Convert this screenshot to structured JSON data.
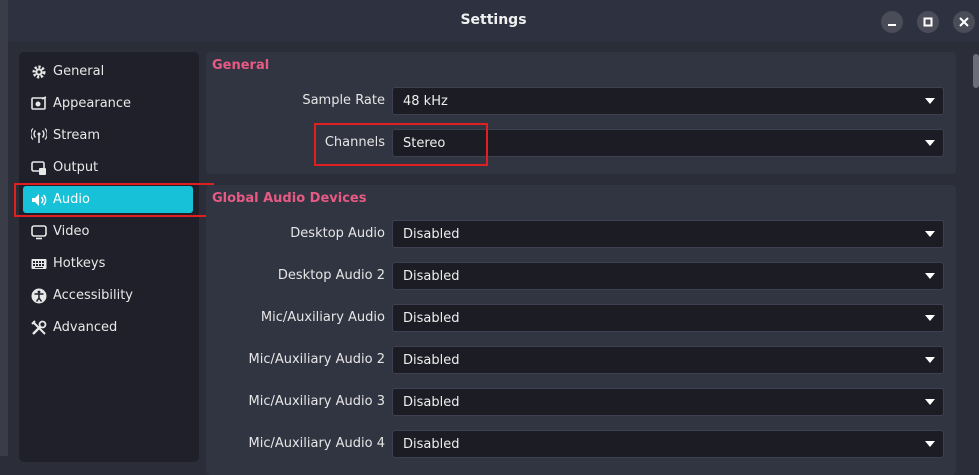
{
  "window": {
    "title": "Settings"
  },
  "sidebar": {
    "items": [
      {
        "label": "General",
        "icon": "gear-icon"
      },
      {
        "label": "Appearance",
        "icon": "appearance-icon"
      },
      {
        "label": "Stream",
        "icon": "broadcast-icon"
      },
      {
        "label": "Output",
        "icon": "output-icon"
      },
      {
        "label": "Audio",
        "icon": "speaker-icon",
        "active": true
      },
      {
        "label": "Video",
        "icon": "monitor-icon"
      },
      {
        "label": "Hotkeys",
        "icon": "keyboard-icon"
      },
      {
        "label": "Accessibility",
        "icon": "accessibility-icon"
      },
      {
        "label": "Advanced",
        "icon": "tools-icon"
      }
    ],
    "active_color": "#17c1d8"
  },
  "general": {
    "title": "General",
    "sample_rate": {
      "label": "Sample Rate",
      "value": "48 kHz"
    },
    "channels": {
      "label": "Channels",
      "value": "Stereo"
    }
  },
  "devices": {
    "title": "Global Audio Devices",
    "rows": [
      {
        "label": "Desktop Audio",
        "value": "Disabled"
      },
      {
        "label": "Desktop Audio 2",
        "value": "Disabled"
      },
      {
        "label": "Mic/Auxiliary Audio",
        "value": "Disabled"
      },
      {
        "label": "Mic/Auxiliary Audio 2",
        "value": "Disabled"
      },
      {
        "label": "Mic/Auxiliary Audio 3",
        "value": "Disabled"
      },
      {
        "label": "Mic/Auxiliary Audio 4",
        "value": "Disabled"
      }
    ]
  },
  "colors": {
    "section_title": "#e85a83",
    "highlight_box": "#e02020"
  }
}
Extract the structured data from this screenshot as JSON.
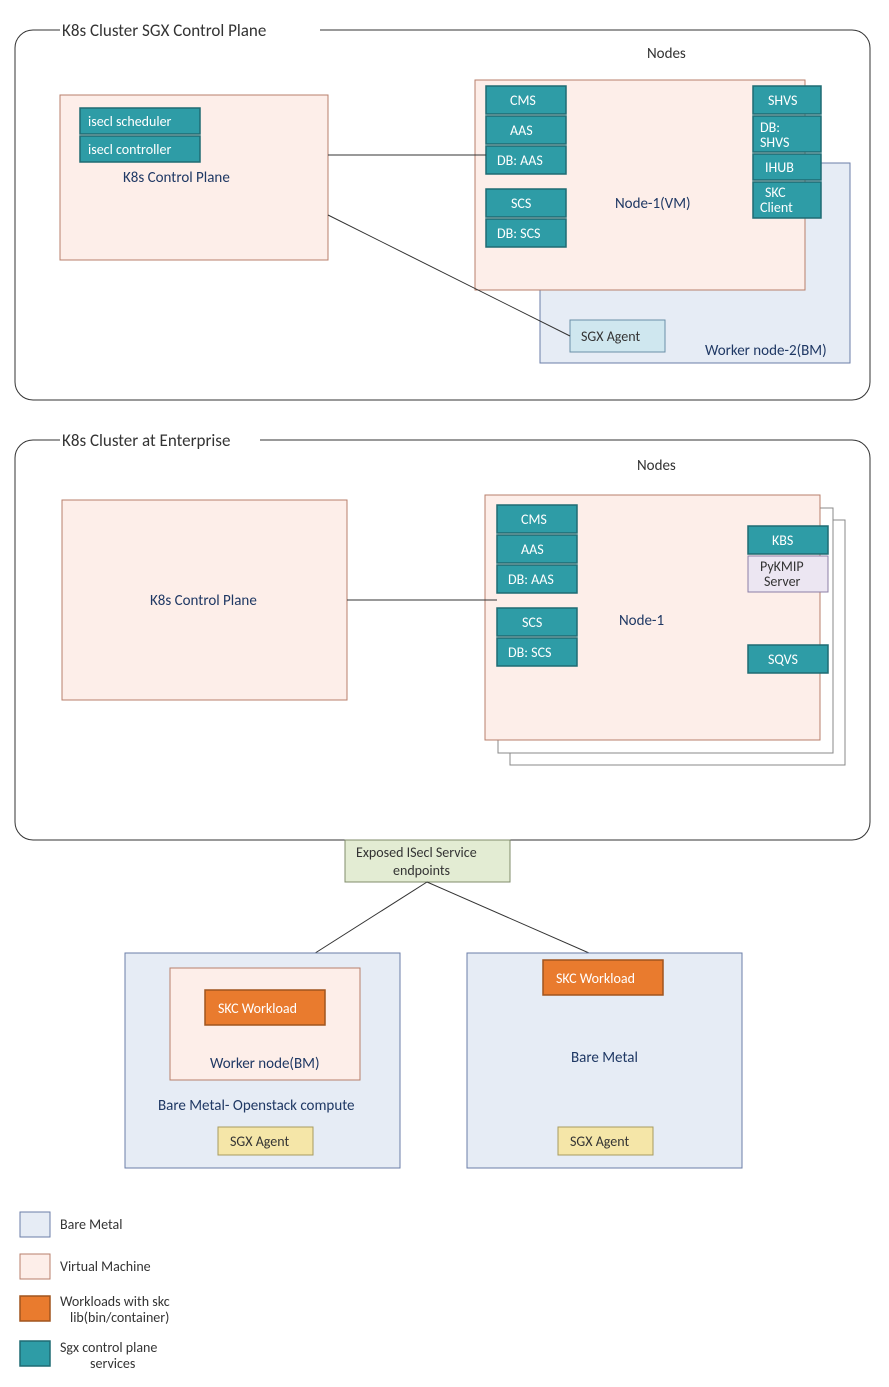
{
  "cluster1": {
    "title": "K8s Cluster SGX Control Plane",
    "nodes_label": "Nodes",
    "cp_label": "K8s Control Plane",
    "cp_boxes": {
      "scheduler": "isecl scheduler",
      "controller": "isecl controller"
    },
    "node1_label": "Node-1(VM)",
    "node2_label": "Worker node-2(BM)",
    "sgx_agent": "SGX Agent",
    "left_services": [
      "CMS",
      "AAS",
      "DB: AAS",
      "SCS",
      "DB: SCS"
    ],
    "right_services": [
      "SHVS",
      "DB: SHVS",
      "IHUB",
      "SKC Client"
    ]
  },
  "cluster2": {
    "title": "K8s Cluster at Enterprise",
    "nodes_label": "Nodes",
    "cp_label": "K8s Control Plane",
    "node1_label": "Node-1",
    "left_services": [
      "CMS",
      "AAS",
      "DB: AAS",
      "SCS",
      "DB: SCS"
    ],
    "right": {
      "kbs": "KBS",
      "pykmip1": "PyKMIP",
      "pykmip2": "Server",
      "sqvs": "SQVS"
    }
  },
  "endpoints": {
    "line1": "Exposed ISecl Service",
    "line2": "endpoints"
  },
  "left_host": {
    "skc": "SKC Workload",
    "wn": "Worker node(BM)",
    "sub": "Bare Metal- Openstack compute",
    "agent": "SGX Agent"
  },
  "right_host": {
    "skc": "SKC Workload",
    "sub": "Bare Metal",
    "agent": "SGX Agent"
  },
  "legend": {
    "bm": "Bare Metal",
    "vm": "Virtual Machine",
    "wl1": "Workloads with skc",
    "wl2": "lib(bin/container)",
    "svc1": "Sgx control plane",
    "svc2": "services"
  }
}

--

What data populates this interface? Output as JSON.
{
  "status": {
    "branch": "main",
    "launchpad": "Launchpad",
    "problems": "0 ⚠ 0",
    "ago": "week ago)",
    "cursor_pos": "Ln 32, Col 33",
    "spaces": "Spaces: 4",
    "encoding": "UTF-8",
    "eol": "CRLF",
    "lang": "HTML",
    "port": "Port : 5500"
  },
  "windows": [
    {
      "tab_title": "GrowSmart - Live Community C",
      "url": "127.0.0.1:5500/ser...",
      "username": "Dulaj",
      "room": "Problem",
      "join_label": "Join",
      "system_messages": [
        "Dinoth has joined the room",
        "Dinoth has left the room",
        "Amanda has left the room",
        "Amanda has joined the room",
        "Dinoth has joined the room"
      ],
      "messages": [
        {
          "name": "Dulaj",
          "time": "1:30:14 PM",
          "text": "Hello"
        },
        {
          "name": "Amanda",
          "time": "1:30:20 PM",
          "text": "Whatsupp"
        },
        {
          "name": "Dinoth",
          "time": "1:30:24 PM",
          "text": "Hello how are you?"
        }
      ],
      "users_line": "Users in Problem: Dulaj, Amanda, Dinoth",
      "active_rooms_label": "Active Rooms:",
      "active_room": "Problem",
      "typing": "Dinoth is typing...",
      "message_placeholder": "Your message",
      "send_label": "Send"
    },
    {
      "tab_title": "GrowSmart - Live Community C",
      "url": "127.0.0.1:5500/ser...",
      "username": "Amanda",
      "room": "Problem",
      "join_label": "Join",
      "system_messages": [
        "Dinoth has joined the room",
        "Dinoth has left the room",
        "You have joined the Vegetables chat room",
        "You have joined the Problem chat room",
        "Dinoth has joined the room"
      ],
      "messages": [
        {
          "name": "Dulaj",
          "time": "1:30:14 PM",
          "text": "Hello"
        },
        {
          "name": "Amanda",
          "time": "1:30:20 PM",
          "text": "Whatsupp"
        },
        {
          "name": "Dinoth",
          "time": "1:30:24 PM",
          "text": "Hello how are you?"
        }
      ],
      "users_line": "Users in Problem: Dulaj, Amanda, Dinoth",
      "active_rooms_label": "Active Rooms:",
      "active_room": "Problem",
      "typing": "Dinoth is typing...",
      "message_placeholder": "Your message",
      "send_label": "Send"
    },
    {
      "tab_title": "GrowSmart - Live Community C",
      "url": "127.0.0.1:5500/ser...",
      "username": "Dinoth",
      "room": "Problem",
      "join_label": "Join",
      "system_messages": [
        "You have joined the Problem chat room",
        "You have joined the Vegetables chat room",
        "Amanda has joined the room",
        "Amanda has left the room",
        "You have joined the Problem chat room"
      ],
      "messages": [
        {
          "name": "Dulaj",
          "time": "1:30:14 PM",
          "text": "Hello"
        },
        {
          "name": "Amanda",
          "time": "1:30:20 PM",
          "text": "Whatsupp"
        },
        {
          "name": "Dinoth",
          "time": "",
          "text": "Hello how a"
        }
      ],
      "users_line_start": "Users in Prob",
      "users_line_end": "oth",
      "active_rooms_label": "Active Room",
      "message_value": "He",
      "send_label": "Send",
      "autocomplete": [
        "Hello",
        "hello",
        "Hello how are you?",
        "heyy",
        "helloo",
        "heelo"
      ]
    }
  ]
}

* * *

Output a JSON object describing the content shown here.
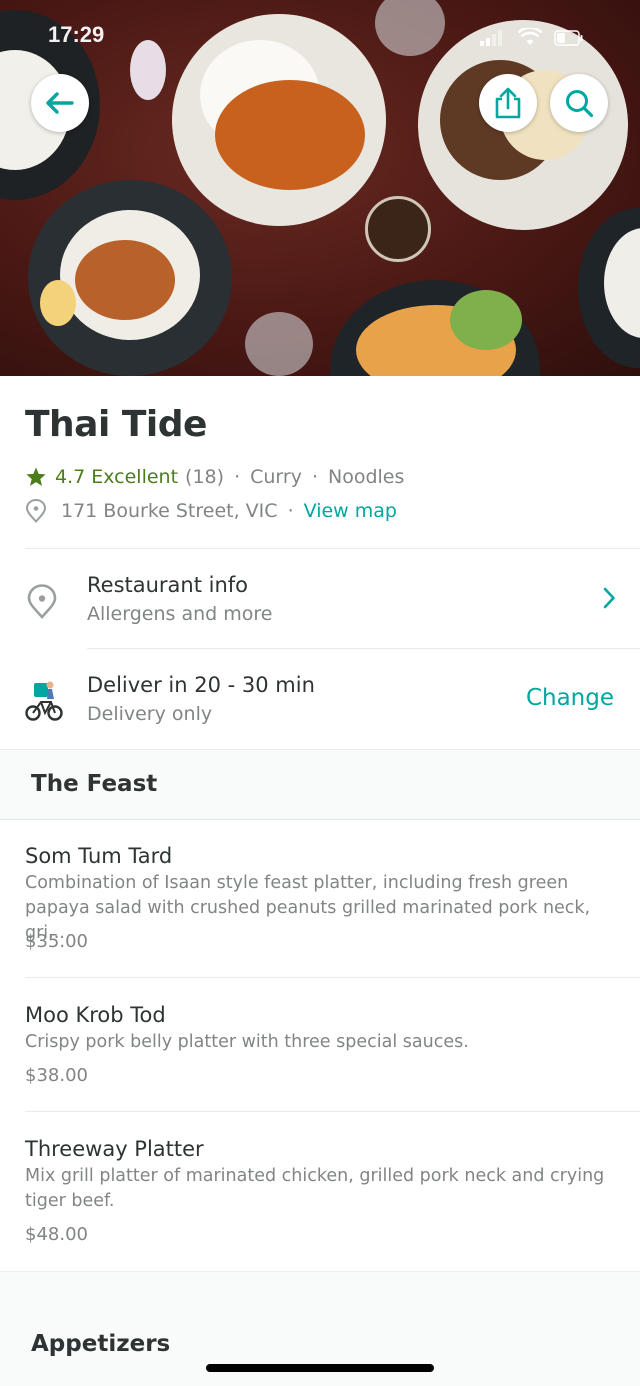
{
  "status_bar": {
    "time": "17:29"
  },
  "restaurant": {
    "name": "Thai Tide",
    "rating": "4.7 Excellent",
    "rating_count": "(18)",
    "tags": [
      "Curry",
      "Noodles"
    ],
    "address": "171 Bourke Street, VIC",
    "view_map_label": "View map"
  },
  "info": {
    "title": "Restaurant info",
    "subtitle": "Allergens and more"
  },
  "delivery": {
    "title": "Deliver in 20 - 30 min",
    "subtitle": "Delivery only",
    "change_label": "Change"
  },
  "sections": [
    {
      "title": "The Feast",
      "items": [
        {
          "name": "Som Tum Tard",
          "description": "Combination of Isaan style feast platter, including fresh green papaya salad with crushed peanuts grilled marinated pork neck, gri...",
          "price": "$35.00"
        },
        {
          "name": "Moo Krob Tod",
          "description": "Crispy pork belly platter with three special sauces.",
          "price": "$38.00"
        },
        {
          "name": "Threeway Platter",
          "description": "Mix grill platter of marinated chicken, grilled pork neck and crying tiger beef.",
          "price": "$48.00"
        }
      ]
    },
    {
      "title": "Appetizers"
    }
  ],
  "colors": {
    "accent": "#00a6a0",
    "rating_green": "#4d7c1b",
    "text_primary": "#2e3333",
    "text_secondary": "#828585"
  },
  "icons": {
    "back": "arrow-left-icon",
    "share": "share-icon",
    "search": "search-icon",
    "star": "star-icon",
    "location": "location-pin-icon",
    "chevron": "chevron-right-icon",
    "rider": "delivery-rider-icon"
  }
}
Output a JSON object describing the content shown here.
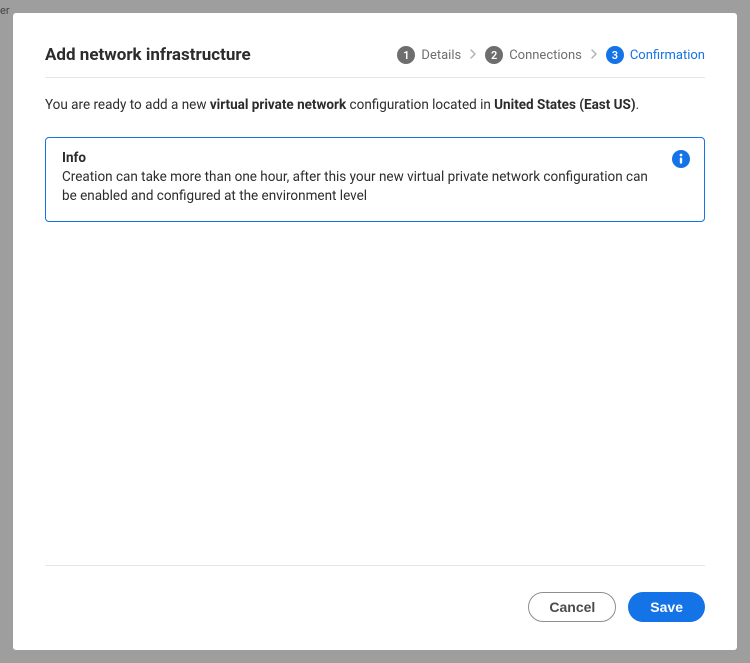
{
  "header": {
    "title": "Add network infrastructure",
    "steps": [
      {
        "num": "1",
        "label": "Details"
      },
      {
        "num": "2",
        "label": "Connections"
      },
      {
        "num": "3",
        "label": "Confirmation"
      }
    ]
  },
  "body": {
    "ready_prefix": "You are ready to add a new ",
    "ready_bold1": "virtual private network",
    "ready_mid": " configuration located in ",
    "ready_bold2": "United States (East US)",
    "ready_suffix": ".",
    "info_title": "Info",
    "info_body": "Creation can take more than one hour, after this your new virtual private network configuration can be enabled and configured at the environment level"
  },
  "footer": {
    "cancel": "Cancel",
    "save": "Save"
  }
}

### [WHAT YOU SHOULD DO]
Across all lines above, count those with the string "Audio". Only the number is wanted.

### [REPLY]
8